EXCERPTED RECORDS Start Marker
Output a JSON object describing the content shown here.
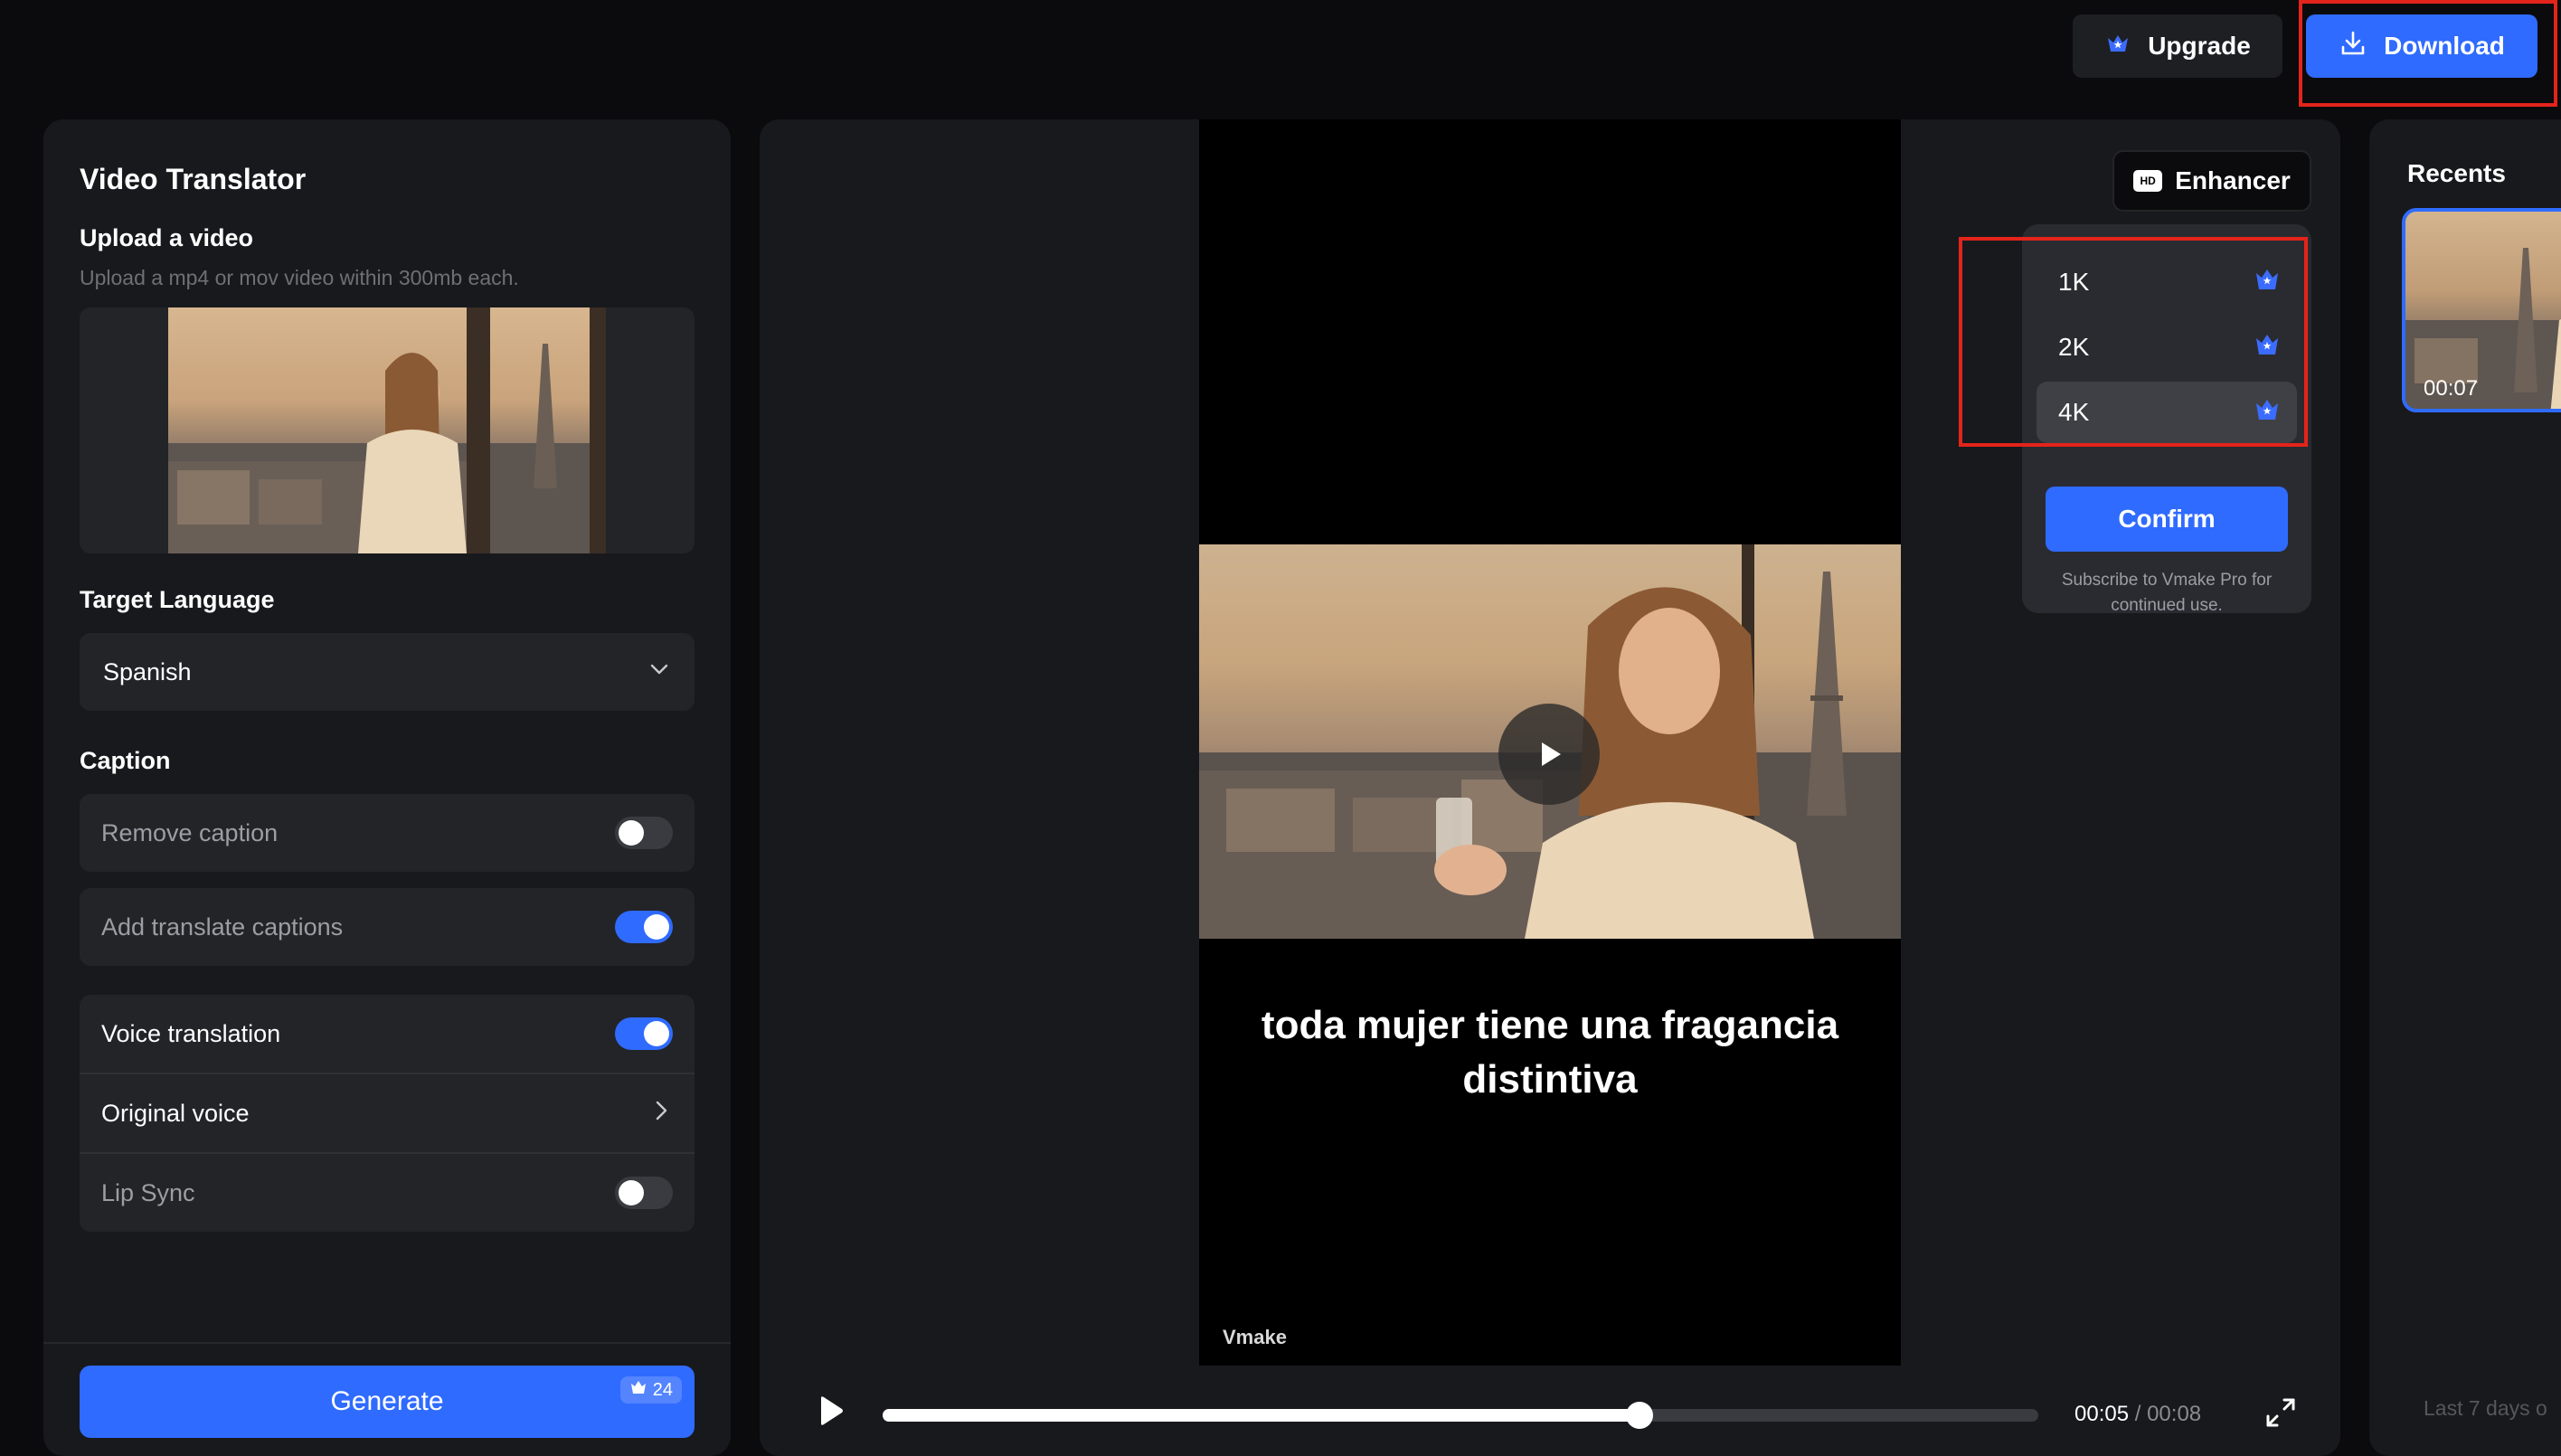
{
  "header": {
    "upgrade_label": "Upgrade",
    "download_label": "Download"
  },
  "left_panel": {
    "title": "Video Translator",
    "upload_title": "Upload a video",
    "upload_subtitle": "Upload a mp4 or mov video within 300mb each.",
    "target_language_label": "Target Language",
    "target_language_value": "Spanish",
    "caption_label": "Caption",
    "remove_caption_label": "Remove caption",
    "add_translate_captions_label": "Add translate captions",
    "voice_translation_label": "Voice translation",
    "original_voice_label": "Original voice",
    "lip_sync_label": "Lip Sync",
    "generate_label": "Generate",
    "credits": "24"
  },
  "toggles": {
    "remove_caption": false,
    "add_translate_captions": true,
    "voice_translation": true,
    "lip_sync": false
  },
  "preview": {
    "caption_text": "toda mujer tiene una fragancia distintiva",
    "watermark": "Vmake",
    "current_time": "00:05",
    "time_separator": "/",
    "duration": "00:08",
    "progress_percent": 65.5
  },
  "enhancer": {
    "button_label": "Enhancer",
    "hd_badge": "HD",
    "options": [
      "1K",
      "2K",
      "4K"
    ],
    "selected": "4K",
    "confirm_label": "Confirm",
    "note": "Subscribe to Vmake Pro for continued use."
  },
  "recents": {
    "title": "Recents",
    "item_duration": "00:07",
    "footer": "Last 7 days o"
  },
  "colors": {
    "accent": "#2f6bff",
    "highlight": "#e3241b",
    "panel": "#18191c",
    "background": "#0b0b0d"
  }
}
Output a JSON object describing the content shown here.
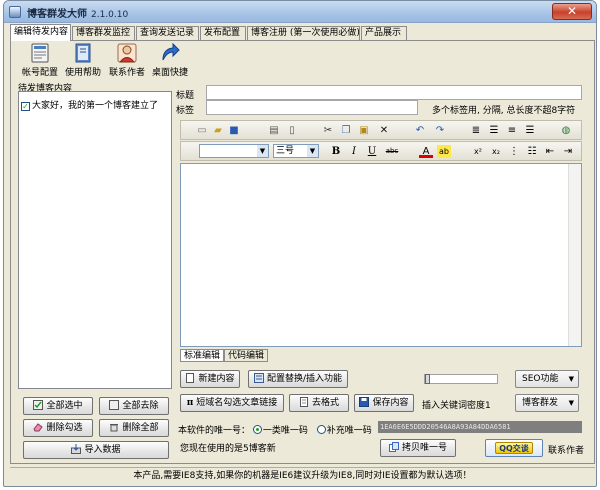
{
  "window": {
    "title": "博客群发大师",
    "version": "2.1.0.10"
  },
  "tabs": [
    {
      "label": "编辑待发内容",
      "active": true
    },
    {
      "label": "博客群发监控",
      "active": false
    },
    {
      "label": "查询发送记录",
      "active": false
    },
    {
      "label": "发布配置",
      "active": false
    },
    {
      "label": "博客注册 (第一次使用必做)",
      "active": false
    },
    {
      "label": "产品展示",
      "active": false
    }
  ],
  "quick_buttons": [
    {
      "label": "帐号配置",
      "icon": "account-config-icon"
    },
    {
      "label": "使用帮助",
      "icon": "help-book-icon"
    },
    {
      "label": "联系作者",
      "icon": "person-icon"
    },
    {
      "label": "桌面快捷",
      "icon": "shortcut-arrow-icon"
    }
  ],
  "left_panel": {
    "header": "待发博客内容",
    "items": [
      {
        "text": "大家好，我的第一个博客建立了",
        "checked": true
      }
    ],
    "buttons": {
      "select_all": "全部选中",
      "deselect_all": "全部去除",
      "delete_checked": "删除勾选",
      "delete_all": "删除全部",
      "import": "导入数据"
    }
  },
  "form": {
    "title_label": "标题",
    "title_value": "",
    "tags_label": "标签",
    "tags_value": "",
    "tags_hint": "多个标签用, 分隔, 总长度不超8字符"
  },
  "editor_toolbar": {
    "font_name": "",
    "font_size": "三号"
  },
  "editor": {
    "content": "",
    "mode_tabs": [
      "标准编辑",
      "代码编辑"
    ],
    "active_mode": "标准编辑"
  },
  "actions": {
    "new_content": "新建内容",
    "config_replace": "配置替换/插入功能",
    "short_domain": "短域名勾选文章链接",
    "clear_format": "去格式",
    "save_content": "保存内容",
    "seo": "SEO功能",
    "blog_post": "博客群发",
    "keyword_density_label": "插入关键词密度",
    "keyword_density_value": "1"
  },
  "uid": {
    "label": "本软件的唯一号：",
    "option_1": "一类唯一码",
    "option_2": "补充唯一码",
    "selected": "一类唯一码",
    "code": "1EA6E6E5DDD20546A8A93A84DDA6581",
    "current_label": "您现在使用的是5博客新",
    "copy_button": "拷贝唯一号",
    "qq_label": "QQ交谈",
    "contact_author": "联系作者"
  },
  "statusbar": {
    "text": "本产品,需要IE8支持,如果你的机器是IE6建议升级为IE8,同时对IE设置都为默认选项！"
  },
  "colors": {
    "window_bg": "#ece9d8",
    "title_gradient": "#a8c4e6",
    "close_red": "#c8412b",
    "check_green": "#21a121"
  }
}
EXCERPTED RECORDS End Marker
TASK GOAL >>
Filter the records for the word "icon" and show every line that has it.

RESULT >>
      "icon": "account-config-icon"
      "icon": "help-book-icon"
      "icon": "person-icon"
      "icon": "shortcut-arrow-icon"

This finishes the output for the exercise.